The answer must be every line from the entries below that includes "screenshot".

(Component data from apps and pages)
= Beginning of Section =

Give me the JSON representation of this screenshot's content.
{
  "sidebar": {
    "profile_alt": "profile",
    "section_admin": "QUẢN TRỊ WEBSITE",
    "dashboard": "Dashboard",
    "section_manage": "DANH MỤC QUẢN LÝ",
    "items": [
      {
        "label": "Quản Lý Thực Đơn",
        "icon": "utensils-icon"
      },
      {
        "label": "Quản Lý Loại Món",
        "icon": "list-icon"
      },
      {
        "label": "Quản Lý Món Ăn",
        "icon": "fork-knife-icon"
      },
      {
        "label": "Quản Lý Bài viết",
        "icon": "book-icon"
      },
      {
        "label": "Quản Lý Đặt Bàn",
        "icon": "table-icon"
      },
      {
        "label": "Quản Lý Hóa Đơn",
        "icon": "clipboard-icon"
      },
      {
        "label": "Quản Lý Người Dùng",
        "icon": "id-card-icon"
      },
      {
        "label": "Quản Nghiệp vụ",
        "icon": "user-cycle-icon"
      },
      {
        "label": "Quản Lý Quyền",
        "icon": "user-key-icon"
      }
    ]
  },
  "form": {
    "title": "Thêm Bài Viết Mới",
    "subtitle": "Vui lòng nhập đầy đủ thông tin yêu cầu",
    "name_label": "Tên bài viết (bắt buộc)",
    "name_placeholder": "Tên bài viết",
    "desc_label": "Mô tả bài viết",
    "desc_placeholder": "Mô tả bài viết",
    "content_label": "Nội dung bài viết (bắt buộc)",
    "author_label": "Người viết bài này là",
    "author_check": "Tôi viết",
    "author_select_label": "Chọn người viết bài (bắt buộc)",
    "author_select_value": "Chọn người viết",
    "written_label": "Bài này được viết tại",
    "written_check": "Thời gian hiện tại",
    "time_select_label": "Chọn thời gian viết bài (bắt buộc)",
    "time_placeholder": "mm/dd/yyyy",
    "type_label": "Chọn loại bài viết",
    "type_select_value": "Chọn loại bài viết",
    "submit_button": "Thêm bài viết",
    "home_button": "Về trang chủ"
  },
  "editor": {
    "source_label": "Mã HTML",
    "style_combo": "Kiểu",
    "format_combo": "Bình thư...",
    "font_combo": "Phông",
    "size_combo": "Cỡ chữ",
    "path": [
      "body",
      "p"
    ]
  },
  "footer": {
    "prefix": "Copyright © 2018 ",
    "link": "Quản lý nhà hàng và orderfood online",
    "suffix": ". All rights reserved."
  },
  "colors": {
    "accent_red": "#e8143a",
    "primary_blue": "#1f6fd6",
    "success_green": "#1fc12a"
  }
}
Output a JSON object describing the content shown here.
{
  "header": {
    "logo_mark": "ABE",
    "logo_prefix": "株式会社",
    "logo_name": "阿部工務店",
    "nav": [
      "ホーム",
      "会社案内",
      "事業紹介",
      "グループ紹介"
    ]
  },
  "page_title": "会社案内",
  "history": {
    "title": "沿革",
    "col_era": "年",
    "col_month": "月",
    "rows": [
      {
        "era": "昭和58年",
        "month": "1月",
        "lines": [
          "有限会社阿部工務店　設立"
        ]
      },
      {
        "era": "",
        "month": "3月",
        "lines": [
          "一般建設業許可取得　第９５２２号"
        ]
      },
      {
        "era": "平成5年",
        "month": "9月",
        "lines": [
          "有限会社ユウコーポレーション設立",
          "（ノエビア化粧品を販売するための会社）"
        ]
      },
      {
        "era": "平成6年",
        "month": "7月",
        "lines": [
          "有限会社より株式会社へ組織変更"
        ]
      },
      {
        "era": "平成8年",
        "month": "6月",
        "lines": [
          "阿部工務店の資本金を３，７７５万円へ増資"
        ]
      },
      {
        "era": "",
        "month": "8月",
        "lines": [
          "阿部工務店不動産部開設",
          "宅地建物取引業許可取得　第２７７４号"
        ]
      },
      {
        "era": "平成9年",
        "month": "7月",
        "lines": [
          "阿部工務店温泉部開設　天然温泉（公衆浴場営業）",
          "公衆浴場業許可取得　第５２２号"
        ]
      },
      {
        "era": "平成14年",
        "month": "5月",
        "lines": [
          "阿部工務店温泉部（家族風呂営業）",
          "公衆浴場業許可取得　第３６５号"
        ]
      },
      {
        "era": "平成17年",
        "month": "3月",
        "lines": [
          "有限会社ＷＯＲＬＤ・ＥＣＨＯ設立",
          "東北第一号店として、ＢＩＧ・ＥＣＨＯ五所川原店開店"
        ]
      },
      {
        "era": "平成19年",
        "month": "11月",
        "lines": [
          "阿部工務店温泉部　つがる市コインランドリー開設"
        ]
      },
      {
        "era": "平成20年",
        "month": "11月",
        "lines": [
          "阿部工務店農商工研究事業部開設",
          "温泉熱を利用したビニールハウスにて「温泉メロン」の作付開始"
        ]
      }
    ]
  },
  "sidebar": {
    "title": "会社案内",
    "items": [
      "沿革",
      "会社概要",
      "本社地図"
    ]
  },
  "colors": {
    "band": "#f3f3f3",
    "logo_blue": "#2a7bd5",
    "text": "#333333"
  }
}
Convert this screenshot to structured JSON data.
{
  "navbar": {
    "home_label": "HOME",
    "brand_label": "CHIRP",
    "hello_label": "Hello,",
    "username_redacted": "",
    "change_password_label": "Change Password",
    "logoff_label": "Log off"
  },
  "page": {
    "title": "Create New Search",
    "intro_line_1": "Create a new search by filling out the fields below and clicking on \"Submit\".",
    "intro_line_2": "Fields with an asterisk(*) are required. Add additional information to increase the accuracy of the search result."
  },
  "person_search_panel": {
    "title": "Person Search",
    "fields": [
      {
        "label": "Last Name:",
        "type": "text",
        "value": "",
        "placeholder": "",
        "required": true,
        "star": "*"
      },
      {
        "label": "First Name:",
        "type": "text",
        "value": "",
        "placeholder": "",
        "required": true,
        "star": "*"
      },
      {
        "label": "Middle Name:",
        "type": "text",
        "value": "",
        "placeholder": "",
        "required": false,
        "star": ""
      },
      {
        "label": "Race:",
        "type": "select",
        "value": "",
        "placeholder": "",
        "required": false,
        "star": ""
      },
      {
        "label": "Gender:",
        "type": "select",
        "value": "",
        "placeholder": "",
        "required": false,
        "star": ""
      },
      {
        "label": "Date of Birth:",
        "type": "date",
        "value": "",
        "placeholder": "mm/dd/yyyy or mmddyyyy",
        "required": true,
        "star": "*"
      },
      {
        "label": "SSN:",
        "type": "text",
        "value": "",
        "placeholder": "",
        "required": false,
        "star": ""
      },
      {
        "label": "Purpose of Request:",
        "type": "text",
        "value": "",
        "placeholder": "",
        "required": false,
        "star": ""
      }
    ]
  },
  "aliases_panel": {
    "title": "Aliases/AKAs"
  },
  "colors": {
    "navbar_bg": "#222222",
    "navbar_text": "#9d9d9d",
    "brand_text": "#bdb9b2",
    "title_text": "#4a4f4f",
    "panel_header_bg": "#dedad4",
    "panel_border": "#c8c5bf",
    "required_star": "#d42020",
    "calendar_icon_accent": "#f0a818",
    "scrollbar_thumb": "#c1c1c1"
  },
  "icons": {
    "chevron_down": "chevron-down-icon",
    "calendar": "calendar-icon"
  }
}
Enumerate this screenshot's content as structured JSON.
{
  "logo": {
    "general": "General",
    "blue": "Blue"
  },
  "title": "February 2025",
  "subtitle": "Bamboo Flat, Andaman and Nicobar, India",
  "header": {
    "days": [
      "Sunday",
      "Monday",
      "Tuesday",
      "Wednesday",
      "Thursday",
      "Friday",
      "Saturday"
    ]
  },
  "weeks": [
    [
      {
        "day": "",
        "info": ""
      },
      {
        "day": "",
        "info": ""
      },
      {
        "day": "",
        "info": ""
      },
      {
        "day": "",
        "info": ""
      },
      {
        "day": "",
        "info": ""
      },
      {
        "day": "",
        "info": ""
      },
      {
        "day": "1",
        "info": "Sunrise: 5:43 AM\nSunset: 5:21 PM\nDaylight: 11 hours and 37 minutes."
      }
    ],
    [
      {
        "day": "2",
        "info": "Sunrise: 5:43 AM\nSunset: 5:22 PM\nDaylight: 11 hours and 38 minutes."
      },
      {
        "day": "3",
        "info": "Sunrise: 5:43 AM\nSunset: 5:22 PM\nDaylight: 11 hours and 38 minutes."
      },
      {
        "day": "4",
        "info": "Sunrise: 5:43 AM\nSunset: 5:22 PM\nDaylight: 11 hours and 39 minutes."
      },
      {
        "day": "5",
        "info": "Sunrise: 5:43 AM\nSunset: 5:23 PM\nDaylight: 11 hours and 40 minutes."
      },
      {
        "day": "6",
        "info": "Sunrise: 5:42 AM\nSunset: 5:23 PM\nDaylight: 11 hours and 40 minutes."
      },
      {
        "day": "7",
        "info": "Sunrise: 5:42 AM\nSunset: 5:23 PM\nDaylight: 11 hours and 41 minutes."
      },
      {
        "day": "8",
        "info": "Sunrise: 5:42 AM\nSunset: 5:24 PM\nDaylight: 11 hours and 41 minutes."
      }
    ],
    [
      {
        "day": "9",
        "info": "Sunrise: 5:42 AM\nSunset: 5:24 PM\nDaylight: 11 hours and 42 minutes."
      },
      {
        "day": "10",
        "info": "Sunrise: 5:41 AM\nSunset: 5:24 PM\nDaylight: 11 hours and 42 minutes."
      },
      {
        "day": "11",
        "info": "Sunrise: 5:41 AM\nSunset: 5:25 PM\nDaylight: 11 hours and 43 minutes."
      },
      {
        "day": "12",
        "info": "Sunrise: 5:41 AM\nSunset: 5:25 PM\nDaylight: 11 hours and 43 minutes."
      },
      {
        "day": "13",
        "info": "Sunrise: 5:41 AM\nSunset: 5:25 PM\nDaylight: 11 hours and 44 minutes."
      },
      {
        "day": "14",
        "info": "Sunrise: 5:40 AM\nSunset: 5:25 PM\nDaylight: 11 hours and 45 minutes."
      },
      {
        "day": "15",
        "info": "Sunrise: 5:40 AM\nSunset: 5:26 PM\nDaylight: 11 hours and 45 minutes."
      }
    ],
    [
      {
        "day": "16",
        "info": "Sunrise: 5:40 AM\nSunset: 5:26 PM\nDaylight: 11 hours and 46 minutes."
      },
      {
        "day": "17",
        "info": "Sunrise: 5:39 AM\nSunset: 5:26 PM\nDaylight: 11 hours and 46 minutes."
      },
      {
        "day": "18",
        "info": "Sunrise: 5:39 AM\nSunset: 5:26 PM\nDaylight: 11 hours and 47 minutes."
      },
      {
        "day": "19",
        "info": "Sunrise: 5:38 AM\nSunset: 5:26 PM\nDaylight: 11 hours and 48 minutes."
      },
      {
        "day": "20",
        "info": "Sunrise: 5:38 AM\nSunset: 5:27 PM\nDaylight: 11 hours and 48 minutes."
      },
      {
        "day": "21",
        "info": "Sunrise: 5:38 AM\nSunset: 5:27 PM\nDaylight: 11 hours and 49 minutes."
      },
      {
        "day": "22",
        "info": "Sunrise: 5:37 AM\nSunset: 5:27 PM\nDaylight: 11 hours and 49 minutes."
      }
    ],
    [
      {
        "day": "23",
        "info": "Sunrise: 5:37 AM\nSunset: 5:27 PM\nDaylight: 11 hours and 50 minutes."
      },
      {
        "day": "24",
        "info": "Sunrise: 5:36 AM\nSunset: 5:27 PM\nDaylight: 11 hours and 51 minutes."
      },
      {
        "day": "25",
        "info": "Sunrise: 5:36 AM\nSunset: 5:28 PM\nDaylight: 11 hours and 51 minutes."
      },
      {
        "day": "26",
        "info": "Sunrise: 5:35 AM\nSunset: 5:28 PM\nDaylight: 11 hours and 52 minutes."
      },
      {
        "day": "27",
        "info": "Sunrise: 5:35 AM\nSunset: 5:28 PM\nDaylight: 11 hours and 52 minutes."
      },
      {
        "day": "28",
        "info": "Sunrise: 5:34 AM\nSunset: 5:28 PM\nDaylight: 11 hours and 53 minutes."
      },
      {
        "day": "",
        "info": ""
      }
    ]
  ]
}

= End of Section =

### Exercise answer
Give me the JSON representation of this screenshot's content.
Convert this screenshot to structured JSON data.
Enumerate this screenshot's content as structured JSON.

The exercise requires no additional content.